They are an omnivorous species, feeding mainly on live insects but occasionally on vegetation. Their greatest adaptation is their tongue, with a length of roughly twice the body length, this species is able to capture distant insects instantly. They are a solitary living species and come together in the wild only for breeding.
Your chameleon terrarium/vivarium will need to be tall as well as providing enough horizontal space. The minimum size is a 90cmx45cmx90cm although a larger size could be utilized and benefit your chameleon’s activity. In addition, chameleons can be allowed out to roam on custom climbing frames or in the garden as long as an area is secured and the chameleon is unable to escape.

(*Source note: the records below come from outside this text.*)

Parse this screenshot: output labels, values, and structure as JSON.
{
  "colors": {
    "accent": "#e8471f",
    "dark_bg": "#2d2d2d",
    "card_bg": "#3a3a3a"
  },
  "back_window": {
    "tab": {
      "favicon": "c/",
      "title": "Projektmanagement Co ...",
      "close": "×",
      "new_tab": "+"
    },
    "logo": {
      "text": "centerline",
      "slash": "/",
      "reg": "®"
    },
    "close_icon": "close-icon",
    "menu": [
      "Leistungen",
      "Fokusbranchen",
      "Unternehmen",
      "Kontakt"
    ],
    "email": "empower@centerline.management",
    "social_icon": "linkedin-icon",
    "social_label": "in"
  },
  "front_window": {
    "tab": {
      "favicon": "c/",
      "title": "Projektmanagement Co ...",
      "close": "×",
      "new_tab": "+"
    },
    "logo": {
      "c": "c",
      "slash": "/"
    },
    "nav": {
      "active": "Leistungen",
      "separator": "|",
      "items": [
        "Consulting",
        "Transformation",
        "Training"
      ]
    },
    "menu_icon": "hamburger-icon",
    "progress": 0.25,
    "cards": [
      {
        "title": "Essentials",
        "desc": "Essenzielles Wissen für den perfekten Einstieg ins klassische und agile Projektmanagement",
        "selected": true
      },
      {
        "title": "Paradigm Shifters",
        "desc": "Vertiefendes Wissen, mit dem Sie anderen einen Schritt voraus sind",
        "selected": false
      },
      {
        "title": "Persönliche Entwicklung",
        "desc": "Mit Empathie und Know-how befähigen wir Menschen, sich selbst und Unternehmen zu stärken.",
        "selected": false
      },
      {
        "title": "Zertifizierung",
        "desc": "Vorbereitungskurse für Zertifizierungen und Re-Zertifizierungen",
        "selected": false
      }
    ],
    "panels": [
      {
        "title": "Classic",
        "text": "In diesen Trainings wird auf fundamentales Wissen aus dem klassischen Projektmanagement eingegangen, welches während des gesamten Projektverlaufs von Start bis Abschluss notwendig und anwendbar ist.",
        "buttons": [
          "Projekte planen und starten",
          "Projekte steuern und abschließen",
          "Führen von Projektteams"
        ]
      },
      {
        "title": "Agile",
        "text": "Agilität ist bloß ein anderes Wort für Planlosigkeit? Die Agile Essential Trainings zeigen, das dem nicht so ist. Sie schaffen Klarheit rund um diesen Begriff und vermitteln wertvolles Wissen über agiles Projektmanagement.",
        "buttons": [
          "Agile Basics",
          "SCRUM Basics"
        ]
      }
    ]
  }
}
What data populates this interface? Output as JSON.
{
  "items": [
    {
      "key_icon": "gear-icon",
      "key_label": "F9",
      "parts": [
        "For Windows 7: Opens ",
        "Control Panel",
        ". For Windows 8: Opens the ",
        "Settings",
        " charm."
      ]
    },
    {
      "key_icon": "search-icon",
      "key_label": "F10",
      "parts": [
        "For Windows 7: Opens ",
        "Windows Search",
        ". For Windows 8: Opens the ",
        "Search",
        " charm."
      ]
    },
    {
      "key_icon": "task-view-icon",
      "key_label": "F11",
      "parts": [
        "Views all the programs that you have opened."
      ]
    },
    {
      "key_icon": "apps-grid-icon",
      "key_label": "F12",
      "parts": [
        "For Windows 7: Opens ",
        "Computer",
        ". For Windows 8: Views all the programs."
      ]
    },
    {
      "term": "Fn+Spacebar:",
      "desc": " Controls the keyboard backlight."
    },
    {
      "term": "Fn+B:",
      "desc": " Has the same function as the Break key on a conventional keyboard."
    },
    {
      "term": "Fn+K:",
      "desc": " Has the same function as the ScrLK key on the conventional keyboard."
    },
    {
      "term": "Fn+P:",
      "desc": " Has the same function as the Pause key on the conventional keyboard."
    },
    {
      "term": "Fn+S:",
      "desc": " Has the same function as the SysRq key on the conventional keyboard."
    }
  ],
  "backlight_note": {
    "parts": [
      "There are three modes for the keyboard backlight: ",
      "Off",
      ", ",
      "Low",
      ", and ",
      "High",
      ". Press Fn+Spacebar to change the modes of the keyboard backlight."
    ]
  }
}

Substrates are an important first step in creating a suitable environment for your animal. They can aid in raising humidity and are essential for egg-laying females. The best in both of these circumstances is a soil or jungle mix however orchid bark is also commonly used.
Soil can also be used in a lay box when females are laying eggs. Females will lay eggs even when they haven’t been mated, but these will be infertile and should be disposed of. It is essential that during this egg carrying/laying period, your female chameleon is under minimal stress, so handling should be kept to a minimum, if at all. Stress can cause your animal to become egg bound which is a serious and possibly fatal medical issue. A no handling, minimal stress protocol will dramatically reduce the risk.
Heating and lighting
Your chameleon cannot regulate its own body heat so it will need a basking area created by a thermostatically controlled heat lamp. A basking temperature of around 32-35°C will need to be maintained year-round. A good quality, accurate thermometer will enable you to monitor this effectively. During the night your chameleon terrarium can safely drop to room temperature, so long as this remains between 15-20°C. There should always be an escape from warm and cool areas, so the heat source should be kept to one side of the terrarium.
It is essential to provide good quality UV light in your terrarium. UV tube/strip lights are better than D3 Bulbs on the outside of the terrarium, or Coiled bulbs. This is because this species requires high levels of UV. When the UV has to pass through mesh, like on the top of a terrarium, a percentage of UV will be lost, providing only mid-level UV, and coil bulbs will not give out the UV sufficiently around the width of the terrarium like a long tube will.
UVB is essential in metabolising significant nutrients like calcium so they can be used effectively within the body. UVA is essential in your animal’s eyesight and therefore hunting ability. Both of these are present in a good quality UV tube/strip. You will need to replace this bulb every 6-9 months whether it is still glowing or not as the UV will no longer be effective after this time.
You will need to maintain sufficient humidity levels to keep your chameleon healthy and hydrated. Humidity can be raised through well-selected substrates, moss, good quality water sources and frequent spraying of the whole terrarium. Humidity should remain at 70 – 80%. This species can handle humidity as low as 60% though it is better to aim for 70 – 80%. You will need to spray the terrarium at least 2-3 times a day, dependant on humidity levels. Tap water is safe to use for both drinking and spraying.
Your vivarium will need a variety of furniture to make it adequate for your chameleon. Chameleons are arboreal and so the majority of your furniture will be aimed at creating climbing opportunity and stability. Logs, branches, vines and even rope can all be used in your design. Using different heights, thicknesses and creating different routes will mean your chameleon is well stimulated and given enough exercise potential. Plants and foliage will create sufficient cover and make your terrarium look more natural. Chameleons will also drink off the leaves when sprayed.
Chameleons will not drink from still water like a water bowl. Because of this, it is essential to provide running water so your animal doesn’t become dehydrated.
Waterfalls and drippers are the best way to do this and mean that your chameleon has constant access to water when the terrarium isn’t being sprayed. Waterfalls and drippers will need cleaning regularly so as not to contaminate the water.
When feeding your chameleon it is important to ensure that they receive all the nutrition that they require. Feeder insects such as crickets, locusts, cockroaches and worms can be fed to your chameleon although all items have different nutritional values so further advice would be beneficial. You can also offer some fruit and veg to your chameleon every now and then. Vegetation is a small percentage of the diet but if provided is a good source of extra nutrition.
Any food items will need to be dusted each time they are fed, with calcium dusted 5 days a week, and a multi-vitamin for 2 days a week. These will be essential in promoting chameleon health.